Your task is to restate exactly the lines from the one holding "Extract the structured" to the end of the entries below, inclusive.

**Given records:**
□ □ □

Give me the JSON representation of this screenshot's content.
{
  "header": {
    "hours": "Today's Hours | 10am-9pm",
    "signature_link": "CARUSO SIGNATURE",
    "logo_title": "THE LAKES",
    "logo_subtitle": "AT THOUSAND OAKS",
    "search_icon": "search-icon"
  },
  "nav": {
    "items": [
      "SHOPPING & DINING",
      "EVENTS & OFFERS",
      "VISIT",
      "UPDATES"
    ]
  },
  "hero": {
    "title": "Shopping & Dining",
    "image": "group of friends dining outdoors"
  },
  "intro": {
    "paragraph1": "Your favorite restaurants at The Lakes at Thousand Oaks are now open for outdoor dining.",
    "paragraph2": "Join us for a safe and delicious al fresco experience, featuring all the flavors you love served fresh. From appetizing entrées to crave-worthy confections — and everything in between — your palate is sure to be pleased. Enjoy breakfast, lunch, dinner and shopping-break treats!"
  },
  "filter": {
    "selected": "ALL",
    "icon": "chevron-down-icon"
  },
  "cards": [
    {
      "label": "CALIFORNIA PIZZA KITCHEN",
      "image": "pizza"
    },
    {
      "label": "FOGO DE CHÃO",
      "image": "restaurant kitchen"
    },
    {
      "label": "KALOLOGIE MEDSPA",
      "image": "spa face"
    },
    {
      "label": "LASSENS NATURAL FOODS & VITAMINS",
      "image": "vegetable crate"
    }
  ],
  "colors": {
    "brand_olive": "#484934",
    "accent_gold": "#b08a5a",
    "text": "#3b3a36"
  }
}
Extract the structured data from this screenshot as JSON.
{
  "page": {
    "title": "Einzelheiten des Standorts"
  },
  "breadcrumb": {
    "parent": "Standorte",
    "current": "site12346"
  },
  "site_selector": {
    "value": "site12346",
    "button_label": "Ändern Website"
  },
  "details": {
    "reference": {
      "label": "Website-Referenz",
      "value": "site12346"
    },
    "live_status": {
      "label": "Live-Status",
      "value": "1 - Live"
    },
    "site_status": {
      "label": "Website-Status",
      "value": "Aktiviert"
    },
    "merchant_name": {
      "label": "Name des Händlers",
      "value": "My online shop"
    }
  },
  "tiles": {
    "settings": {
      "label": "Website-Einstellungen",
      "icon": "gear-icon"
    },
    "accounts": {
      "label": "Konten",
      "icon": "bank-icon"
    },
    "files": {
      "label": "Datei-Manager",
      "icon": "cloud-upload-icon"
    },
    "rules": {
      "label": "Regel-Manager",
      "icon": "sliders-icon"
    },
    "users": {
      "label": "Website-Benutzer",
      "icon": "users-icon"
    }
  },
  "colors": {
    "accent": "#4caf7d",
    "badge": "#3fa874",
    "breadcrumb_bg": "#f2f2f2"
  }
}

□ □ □

**Output of the task:**
Extract the structured data from this screenshot as JSON.
{
  "page": {
    "title": "Einzelheiten des Standorts"
  },
  "breadcrumb": {
    "parent": "Standorte",
    "current": "site12346"
  },
  "site_selector": {
    "value": "site12346",
    "button_label": "Ändern Website"
  },
  "details": {
    "reference": {
      "label": "Website-Referenz",
      "value": "site12346"
    },
    "live_status": {
      "label": "Live-Status",
      "value": "1 - Live"
    },
    "site_status": {
      "label": "Website-Status",
      "value": "Aktiviert"
    },
    "merchant_name": {
      "label": "Name des Händlers",
      "value": "My online shop"
    }
  },
  "tiles": {
    "settings": {
      "label": "Website-Einstellungen",
      "icon": "gear-icon"
    },
    "accounts": {
      "label": "Konten",
      "icon": "bank-icon"
    },
    "files": {
      "label": "Datei-Manager",
      "icon": "cloud-upload-icon"
    },
    "rules": {
      "label": "Regel-Manager",
      "icon": "sliders-icon"
    },
    "users": {
      "label": "Website-Benutzer",
      "icon": "users-icon"
    }
  },
  "colors": {
    "accent": "#4caf7d",
    "badge": "#3fa874",
    "breadcrumb_bg": "#f2f2f2"
  }
}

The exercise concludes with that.